Sounds to me like issues with executive functioning, which includes time management, planning, organizing and focus. These are skills that come naturally to many kids but others need to learn them. This is something you want to address immediately or the homework load in high school will demoralize him and he'll stop trying.
Do homework with your child Don’t just tell your kid that homework is important, show them through your action. Do the homework with them. You are telling your child you value this so much that you are willing to take the time to do it together.In fact, Dennis—the child above—had verbal intelligence at the 90th percentile. Yet it took him a long time to do things like take notes, finish tests and write papers. His parents were relieved to learn his problems had an explanation. A lot of kids struggle in this area.My son is very smart- tested for GATE, scores proficient and advanced on all standardized tests, gets math, science, really easily, great at presenting an argument. He just moves so slow! It takes him forever to eat, use the bathroom, get out of bed, do his chores, do his homework.

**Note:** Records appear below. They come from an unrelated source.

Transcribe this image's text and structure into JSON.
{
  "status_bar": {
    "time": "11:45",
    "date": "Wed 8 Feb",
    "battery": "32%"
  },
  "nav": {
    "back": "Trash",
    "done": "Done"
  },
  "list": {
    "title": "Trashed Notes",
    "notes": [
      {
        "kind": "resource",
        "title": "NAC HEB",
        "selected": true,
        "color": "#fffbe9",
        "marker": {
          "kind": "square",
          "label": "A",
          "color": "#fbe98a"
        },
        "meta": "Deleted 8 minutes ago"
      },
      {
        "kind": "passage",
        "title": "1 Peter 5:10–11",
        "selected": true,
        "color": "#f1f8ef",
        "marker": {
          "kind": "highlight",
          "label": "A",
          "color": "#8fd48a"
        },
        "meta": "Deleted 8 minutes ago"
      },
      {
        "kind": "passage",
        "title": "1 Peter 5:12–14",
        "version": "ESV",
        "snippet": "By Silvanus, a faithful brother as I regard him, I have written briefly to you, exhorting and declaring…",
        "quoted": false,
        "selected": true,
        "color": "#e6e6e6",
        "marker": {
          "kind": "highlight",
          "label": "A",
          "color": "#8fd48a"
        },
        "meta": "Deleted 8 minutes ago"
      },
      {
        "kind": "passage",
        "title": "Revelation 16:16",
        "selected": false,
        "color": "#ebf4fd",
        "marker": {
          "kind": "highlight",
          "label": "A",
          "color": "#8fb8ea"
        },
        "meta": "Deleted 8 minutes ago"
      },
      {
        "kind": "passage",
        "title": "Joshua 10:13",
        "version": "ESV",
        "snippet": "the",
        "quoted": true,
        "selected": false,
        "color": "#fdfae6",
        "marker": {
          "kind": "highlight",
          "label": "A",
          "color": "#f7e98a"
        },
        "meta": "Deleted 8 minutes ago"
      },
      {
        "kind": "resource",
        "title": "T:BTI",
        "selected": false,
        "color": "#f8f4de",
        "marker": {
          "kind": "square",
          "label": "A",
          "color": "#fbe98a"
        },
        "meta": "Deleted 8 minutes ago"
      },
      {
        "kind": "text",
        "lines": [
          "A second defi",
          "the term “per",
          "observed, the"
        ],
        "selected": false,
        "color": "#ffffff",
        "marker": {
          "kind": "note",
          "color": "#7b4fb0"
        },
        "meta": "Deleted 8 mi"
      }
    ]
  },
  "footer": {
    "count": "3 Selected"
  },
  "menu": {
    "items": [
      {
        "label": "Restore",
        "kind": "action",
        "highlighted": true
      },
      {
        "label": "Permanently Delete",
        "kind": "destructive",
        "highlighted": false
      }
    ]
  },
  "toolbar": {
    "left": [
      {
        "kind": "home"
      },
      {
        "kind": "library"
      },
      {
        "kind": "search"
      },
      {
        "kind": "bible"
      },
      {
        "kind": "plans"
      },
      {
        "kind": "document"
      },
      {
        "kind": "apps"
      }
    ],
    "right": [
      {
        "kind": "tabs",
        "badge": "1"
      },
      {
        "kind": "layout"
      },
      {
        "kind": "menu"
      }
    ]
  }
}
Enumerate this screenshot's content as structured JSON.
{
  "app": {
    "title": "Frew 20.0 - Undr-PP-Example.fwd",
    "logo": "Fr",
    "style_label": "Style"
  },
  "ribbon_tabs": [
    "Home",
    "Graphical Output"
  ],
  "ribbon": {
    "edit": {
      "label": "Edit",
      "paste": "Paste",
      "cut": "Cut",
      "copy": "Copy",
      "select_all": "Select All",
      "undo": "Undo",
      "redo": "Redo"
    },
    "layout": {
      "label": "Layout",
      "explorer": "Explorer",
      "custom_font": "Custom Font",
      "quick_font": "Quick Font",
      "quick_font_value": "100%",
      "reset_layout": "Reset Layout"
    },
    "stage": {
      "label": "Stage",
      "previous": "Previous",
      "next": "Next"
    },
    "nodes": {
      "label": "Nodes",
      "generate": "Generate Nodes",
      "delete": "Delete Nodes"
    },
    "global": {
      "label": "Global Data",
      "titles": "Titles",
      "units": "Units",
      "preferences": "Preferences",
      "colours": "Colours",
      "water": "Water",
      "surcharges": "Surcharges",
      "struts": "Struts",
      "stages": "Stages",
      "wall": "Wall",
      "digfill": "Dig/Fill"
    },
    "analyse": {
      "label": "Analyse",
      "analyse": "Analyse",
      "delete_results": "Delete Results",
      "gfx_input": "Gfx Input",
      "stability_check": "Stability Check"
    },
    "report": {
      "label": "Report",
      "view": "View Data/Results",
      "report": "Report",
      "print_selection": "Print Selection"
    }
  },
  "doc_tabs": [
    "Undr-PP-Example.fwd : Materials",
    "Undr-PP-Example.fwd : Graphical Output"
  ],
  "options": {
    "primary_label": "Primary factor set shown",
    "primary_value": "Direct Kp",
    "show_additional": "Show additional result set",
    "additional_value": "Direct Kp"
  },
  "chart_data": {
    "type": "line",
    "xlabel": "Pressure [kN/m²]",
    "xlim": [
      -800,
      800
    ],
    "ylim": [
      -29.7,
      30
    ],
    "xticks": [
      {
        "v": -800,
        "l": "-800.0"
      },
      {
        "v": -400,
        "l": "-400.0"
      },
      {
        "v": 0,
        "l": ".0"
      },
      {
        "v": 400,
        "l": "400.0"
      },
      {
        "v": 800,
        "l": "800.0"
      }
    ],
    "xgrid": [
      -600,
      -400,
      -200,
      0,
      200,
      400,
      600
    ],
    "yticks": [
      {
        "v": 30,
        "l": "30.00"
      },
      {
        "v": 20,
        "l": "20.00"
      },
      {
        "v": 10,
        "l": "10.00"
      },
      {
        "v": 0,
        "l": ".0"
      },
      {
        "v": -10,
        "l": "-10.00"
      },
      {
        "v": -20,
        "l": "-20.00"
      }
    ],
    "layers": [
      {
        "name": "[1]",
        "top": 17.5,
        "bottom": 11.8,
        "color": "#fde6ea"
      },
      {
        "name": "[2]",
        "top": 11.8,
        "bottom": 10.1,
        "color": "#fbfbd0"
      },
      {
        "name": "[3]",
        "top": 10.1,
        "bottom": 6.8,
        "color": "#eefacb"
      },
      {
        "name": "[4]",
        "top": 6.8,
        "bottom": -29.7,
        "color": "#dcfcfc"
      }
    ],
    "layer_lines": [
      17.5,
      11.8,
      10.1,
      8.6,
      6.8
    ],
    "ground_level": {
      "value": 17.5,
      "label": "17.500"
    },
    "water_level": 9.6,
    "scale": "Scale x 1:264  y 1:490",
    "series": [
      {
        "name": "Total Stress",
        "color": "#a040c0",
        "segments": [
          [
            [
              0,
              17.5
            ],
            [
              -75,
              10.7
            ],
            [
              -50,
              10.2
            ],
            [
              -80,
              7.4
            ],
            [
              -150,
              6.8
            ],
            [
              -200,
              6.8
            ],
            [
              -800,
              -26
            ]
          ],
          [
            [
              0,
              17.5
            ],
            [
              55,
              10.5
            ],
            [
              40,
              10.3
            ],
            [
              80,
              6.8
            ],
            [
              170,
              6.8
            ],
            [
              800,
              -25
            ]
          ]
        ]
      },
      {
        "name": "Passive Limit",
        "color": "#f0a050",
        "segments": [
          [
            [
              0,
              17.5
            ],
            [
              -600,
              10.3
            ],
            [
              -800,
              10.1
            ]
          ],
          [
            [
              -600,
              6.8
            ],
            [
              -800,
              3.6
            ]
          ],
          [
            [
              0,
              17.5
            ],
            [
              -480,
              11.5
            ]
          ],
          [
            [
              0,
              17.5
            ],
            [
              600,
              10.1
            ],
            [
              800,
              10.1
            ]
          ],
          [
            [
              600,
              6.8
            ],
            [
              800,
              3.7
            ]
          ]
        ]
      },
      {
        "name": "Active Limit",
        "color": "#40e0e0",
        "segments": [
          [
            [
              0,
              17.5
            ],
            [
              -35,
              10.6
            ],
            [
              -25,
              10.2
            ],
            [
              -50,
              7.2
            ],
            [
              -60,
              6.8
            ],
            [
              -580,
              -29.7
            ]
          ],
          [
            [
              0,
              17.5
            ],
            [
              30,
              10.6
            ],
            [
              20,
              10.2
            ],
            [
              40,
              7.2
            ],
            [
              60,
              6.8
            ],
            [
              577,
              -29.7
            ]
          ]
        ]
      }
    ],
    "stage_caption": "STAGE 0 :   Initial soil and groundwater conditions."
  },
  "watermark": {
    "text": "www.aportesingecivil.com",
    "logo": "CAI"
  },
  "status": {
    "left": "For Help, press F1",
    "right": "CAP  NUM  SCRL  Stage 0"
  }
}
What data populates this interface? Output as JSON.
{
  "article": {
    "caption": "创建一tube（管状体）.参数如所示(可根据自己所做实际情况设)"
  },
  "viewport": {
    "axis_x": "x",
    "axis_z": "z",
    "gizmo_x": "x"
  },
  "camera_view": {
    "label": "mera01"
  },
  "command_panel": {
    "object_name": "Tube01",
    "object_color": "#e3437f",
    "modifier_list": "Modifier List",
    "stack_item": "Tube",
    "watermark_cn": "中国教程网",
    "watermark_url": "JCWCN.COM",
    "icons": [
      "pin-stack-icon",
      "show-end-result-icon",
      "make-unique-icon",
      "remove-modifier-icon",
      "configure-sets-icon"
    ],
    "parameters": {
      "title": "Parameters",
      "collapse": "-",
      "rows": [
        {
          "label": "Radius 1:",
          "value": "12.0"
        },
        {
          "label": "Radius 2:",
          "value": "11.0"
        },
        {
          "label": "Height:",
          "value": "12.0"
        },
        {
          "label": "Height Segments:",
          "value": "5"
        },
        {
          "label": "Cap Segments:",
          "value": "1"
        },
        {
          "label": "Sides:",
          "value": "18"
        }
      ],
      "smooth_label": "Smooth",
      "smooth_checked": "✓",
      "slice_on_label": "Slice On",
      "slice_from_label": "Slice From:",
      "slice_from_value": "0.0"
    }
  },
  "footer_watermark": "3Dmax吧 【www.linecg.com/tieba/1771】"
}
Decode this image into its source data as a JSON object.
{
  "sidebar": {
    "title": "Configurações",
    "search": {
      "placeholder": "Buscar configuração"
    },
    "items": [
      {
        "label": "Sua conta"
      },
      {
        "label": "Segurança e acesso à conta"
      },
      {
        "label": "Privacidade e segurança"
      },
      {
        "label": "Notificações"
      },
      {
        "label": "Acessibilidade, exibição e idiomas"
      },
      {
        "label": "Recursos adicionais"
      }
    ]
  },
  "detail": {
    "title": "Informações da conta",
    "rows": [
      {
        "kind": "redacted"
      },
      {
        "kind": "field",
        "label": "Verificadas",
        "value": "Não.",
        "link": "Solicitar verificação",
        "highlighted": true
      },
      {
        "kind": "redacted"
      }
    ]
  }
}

By the time they sit down to do their homework, ADHD children are already mentally exhausted from having to work on focusing all day at school. Keeping them on track and focusing during homework.
Help your child adapt by helping them plan their homework for the first few weeks using a homework diary (supplied by most schools). Don't get stressed out by homework - if you are, your child will be too. Remember to talk to the school if you feel your child has too much homework, or it's not clear, or is taking them too long.
Tom recommends that if you are satisfied that your child has worked diligently for the recommended times above and still has not completed the homework, you should stop the child and write a note to the teacher explaining this. This helps the teacher to also gauge how much homework to give.
Encourage your child to keep going as long as he or she can, but don’t push your child too much. If he or she has hit his or her limit, stop for the night. If homework hasn’t been completed for the following school day, send the teacher a note to explain. 9.
What to do Instead: Take regular, short study breaks. Set an alarm for every 20-30 minutes and have your child take a short 5-10 minute break. Shorter study breaks will give your child just enough time to breathe, stretch and re-focus before he or she gets back to the homework. 2.
Consider making a game-time decision when your child gets home from school. If math homework tends to be the most time consuming and your child informs you that's what's on tonight's agenda, completing it before dinner may be the way to go. Time is of the essence when it comes to kids' schedules.
If your child gets “stuck” from time to time when doing homework — solving a math problem, say — don’t do it for him. Ask your child if there are similar problems in his notes or if there’s an example in his textbook. This encourages problem-solving and self-reliance, and takes you out of the equation.
If you feel yourself getting reactive or frustrated, take a break from helping your child with homework. Your blood pressure on the rise is a no-win for everyone. Take five or ten minutes to calm down, and let your child do the same if you feel a storm brewing. Create Structure Around Homework Time. Set limits around homework time.
No kid likes homework. But for a child with ADHD, homework time can be extra hard.Assignments that might take other kids an hour can take yours 2 or 3 -- or more. Homework doesn't have to ruin.
No matter when your child does homework, it’s useful to have a regular time for homework each week. And it’s great if your child can do homework when you’re around to support and encourage him. You can motivate your child to do homework by setting a time limit on homework and making time for your child to do the things she likes, like watching TV or playing outside, when she’s finished.
Holidays in term time. You have to get permission from the head teacher if you want to take your child out of school during term time. You can only do this if.
Discover more do's and don't for helping your child with homework. Time Management for Children in Grades 3 to 5. Homework and extracurriculars increase at this age so it’s even more important that kids learn how to set goals, prioritize, organize, and think flexibly, says Dr. Meltzer. Your goal: To get your child to manage his time more.
ADHD is generally diagnosed in children by the time they're teenagers. The signs and symptoms of ADHD can vary and may sometimes be difficult to recognize. Here are 14 signs to look for in a child.
If you think your child takes too long to finish homework, try to determine whether the problem lies in having too much work or managing time poorly. “One of the things homework is supposed to do is to teach time management and self-discipline,” Cooper says. Make Homework More Fun.